Heat oven to 350 degrees. Line a rimmed baking sheet with parchment paper.
Lay bacon flat on parchmentlined baking sheet. Sprinkle bacon with brown sugar and red pepper. Bake until crisp, about 20 minutes (longer for thick bacon). Transfer bacon to paper towels to drain and cool slightly.
If desired, toast bread. Spread cut sides with mayonnaise. On the bottom half, layer tomato, avocado, bacon and lettuce. Cover with top half and press lightly. Cut into portions.
Makes 4 servings. Recipe adapted from Bacon: A Love Story by Heather Lauer
The bacon-infused vodka method here comes from the book The Bloody Mary by Brian Bartels.
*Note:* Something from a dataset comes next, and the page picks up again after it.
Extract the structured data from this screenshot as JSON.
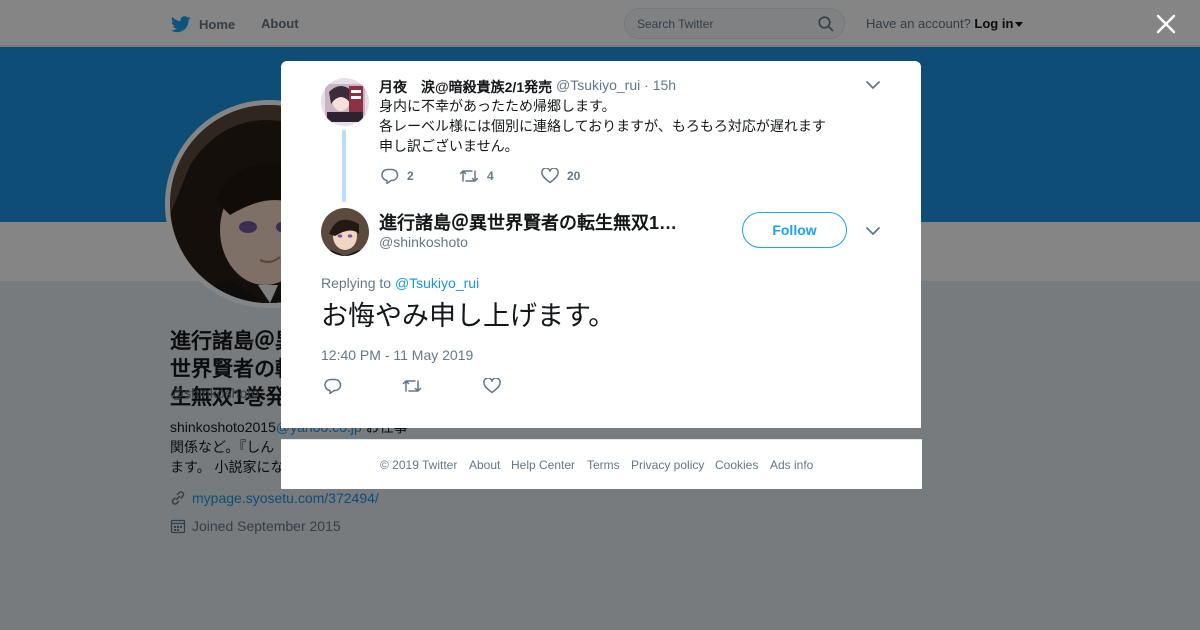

To garnish the drinks, we’ve added a skewered BLT, one that subs arugula pesto for the lettuce. For the cocktail itself, we’ve opted for a mix or your favorite recipe.
Bacon-Infused Bloody Marys With BLT Garnish
4 strips bacon 1 tablespoon black
1 bottle (750 mL) vodka Bloody Mary mix or your
favorite recipe Skewered BLTs, (recipe
In a skillet, cook the bacon over medium-low heat, about 10 minutes. Flip the bacon and cook the other side until crispy, about 5 minutes more. Remove the bacon, and reserve it for the drink garnish. Let the bacon fat cool in the pan for a few minutes, then transfer it to a container.
Combine 2 tablespoons of the bacon fat and the black peppercorns in a large sealable container (or 2 canning jars) with the vodka. Seal and refrigerate 6 hours to allow the flavors to integrate. Transfer to the freezer; freeze, 30 to 60 minutes. The fat cap will look like hardened wax curdling on top of the surface. Skim off the fat cap with a big spoon and discard. Let the infused vodka come to room temperature, then pass it through a fine-mesh strainer lined with cheesecloth or a coffee filter. Store in a sealed container and refrigerate up to 3 months.
Proceed with your favorite Bloody Mary recipe, using the bacon-infused vodka as your spirit base and garnishing with the skewered BLTs.
Makes 12 drinks.
These tiny sandwiches are spread with arugula pesto, developed in the Tribune test kitchen by Mark Graham.
8 ounces pine nuts 5 ounces arugula
2 ½ ounces freshly grated parmesan cheese 1 clove garlic 6 tablespoons olive oil 4 slices bread, lightly toasted 4 strips cooked bacon Grape or cherry tomatoes
In a food processor, combine the pine nuts, arugula, parmesan and garlic; pulse until smooth, scraping down the sides of the bowl as needed. With the motor running, add enough of the oil to form a thick paste. This pesto should be thicker than what you’d use on pasta. Refrigerate until the pesto has the texture of butter, about 30 minutes.
For the mini sandwiches, spread a generous amount of pesto over one side of the bread. Top 2 slices of bread with the bacon; cover with the remaining slices, pesto side down. Slice the sandwiches into bite-size squares. Thread on long skewers, with a grape or cherry tomato on top and bottom. Slide the skewers into the drinks without dunking the sandwiches, and serve.
The Classic BLT depends on high quality ingredients to reach its full potential, and don’t be stingy with the mayo.
Lobster BLTs transform the humble sandwich into something special.
Caramelized bacon and slices of avocado dress up almost-classic BLT.